Excerpted records Start Marker
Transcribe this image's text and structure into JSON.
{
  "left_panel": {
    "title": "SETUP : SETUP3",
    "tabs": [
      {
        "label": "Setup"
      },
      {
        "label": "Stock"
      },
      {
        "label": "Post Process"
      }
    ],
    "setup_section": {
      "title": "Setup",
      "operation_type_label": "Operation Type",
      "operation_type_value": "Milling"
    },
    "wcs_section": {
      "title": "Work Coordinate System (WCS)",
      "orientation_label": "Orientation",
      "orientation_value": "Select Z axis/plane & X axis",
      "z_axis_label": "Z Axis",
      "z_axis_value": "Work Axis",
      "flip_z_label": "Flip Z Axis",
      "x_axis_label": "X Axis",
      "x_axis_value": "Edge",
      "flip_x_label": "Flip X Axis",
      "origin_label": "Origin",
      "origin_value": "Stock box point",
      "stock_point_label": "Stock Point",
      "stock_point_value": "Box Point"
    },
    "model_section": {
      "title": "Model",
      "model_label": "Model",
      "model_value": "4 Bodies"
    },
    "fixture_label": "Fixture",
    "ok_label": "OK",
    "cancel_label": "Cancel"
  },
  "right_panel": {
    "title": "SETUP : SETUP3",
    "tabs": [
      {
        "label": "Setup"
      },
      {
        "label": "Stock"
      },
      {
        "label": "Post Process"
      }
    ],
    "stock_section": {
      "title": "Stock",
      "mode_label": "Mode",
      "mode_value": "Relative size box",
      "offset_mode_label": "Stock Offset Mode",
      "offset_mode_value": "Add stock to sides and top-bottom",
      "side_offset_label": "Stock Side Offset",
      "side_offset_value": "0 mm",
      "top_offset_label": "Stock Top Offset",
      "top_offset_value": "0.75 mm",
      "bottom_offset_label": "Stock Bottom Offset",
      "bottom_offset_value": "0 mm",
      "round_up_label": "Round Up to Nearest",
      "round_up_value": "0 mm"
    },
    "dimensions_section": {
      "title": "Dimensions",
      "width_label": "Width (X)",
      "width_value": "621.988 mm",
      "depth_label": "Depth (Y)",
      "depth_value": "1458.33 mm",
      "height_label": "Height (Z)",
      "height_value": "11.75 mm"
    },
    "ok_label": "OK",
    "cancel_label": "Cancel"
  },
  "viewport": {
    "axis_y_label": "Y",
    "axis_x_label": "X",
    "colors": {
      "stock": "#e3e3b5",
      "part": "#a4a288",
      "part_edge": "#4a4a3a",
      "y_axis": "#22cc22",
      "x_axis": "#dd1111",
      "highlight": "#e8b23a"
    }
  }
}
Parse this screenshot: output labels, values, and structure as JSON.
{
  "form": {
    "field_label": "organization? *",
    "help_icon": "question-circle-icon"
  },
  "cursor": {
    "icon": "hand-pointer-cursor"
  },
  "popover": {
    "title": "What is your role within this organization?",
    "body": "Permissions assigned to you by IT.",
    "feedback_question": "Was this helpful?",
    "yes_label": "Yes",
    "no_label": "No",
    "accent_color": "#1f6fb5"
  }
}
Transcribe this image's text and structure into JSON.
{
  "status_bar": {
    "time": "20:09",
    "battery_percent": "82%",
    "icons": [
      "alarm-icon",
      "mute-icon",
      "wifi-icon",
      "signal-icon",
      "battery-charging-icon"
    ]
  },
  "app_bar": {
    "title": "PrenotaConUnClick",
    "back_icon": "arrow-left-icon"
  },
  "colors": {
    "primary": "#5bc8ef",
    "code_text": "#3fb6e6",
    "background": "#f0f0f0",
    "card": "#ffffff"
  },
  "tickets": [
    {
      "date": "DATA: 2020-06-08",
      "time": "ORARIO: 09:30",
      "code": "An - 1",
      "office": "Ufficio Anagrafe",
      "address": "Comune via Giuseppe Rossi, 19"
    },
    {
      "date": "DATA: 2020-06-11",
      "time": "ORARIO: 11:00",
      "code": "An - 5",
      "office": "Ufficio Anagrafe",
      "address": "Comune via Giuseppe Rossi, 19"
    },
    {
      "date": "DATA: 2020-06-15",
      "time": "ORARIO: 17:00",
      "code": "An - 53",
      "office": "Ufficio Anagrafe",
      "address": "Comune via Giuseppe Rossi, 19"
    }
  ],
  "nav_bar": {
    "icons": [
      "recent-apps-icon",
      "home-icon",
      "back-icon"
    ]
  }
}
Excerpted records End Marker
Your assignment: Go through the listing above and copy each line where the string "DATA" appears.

Response:
      "date": "DATA: 2020-06-08",
      "date": "DATA: 2020-06-11",
      "date": "DATA: 2020-06-15",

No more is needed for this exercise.